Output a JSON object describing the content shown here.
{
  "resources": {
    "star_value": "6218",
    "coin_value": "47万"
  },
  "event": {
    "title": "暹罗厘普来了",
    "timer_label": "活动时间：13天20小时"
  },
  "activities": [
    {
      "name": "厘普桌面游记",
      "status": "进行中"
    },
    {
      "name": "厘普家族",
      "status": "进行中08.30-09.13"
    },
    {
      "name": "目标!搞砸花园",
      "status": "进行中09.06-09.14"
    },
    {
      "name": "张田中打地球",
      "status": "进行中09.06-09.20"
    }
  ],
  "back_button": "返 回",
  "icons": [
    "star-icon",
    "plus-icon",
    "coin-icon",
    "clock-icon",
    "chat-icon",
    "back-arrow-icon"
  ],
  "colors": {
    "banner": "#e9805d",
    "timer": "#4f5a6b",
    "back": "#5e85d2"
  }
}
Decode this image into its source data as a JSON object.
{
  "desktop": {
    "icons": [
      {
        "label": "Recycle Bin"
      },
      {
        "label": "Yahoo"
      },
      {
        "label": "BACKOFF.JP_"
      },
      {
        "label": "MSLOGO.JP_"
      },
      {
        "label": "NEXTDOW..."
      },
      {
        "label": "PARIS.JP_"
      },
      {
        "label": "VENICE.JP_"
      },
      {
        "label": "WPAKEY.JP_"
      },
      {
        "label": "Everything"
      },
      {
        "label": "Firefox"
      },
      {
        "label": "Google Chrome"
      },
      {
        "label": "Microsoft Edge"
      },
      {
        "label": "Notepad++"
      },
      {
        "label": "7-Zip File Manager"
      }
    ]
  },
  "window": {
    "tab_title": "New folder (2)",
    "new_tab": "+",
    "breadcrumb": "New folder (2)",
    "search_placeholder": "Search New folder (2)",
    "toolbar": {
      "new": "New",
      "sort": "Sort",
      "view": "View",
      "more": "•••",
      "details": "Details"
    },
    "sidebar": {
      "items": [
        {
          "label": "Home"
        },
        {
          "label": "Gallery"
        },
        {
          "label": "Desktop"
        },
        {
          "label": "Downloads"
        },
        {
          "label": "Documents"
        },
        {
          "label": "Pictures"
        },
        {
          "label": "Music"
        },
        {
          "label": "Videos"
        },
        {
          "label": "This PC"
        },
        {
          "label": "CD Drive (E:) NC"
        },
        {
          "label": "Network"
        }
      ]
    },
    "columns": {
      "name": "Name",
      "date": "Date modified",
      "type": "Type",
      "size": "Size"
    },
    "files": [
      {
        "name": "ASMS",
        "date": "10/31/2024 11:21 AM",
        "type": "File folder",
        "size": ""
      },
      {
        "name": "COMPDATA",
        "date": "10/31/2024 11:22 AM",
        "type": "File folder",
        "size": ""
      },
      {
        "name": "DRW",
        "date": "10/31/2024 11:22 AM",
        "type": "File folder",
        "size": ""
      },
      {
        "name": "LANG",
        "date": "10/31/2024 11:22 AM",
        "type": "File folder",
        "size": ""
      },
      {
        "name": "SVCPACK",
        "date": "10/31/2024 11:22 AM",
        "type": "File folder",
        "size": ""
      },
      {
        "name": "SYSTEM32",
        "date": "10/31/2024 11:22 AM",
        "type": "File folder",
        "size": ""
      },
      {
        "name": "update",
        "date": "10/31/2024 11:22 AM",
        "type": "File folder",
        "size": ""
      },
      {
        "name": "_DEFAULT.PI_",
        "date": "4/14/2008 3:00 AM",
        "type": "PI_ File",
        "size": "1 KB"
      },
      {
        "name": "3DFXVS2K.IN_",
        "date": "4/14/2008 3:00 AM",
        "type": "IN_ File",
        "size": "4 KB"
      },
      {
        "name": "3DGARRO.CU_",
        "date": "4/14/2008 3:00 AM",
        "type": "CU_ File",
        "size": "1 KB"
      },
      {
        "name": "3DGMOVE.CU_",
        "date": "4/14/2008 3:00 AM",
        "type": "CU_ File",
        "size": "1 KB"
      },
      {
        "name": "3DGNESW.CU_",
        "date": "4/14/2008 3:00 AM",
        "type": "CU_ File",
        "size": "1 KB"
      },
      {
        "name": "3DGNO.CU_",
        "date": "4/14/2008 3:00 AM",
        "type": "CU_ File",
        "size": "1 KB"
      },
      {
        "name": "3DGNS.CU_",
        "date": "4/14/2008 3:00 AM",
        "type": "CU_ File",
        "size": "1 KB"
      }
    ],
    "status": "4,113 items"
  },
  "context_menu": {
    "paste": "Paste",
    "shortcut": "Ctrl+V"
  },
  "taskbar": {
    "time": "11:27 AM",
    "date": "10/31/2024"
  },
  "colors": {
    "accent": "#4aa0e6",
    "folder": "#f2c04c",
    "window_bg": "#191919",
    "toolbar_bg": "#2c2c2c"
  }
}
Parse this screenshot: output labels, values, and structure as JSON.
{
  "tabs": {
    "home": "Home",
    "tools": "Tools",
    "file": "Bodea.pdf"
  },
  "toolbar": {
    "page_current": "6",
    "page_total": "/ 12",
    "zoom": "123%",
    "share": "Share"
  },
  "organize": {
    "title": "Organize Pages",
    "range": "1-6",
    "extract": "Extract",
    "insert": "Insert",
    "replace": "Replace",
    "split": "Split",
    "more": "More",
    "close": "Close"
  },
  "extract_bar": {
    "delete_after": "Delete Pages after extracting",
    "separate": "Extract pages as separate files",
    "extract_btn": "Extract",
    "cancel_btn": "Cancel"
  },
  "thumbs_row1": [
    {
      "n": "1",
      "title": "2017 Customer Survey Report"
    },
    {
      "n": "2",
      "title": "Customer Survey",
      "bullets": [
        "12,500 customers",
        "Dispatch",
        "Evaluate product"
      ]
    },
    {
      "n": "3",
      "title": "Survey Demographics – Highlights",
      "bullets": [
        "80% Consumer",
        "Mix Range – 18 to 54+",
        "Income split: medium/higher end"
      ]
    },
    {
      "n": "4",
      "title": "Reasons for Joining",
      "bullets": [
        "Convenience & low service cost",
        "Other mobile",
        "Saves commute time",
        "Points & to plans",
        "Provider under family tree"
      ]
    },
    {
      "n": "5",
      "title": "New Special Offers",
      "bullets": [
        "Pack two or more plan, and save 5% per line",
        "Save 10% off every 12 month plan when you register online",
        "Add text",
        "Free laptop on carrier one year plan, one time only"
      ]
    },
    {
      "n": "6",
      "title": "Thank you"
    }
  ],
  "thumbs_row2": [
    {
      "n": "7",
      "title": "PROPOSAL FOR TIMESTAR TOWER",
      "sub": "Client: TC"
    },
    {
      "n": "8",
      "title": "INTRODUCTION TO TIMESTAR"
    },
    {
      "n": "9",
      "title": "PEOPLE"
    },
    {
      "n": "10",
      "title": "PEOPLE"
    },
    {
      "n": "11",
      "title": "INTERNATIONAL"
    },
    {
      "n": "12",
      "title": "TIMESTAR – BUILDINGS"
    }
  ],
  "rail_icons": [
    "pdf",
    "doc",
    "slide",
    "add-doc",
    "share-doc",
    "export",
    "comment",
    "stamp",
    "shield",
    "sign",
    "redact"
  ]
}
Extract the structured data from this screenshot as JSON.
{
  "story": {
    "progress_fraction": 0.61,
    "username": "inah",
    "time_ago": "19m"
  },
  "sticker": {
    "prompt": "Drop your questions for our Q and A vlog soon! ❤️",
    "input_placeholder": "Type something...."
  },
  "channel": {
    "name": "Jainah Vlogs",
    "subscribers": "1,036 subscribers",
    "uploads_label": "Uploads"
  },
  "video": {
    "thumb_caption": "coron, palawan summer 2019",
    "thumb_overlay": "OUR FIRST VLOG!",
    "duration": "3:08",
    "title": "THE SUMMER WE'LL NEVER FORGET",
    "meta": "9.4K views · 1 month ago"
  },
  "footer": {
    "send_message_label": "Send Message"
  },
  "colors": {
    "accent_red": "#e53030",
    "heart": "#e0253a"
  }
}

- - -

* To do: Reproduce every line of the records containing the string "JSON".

* Answer space:
Output a JSON object describing the content shown here.
Decode this image into its source data as a JSON object.
Parse this screenshot: output labels, values, and structure as JSON.
Extract the structured data from this screenshot as JSON.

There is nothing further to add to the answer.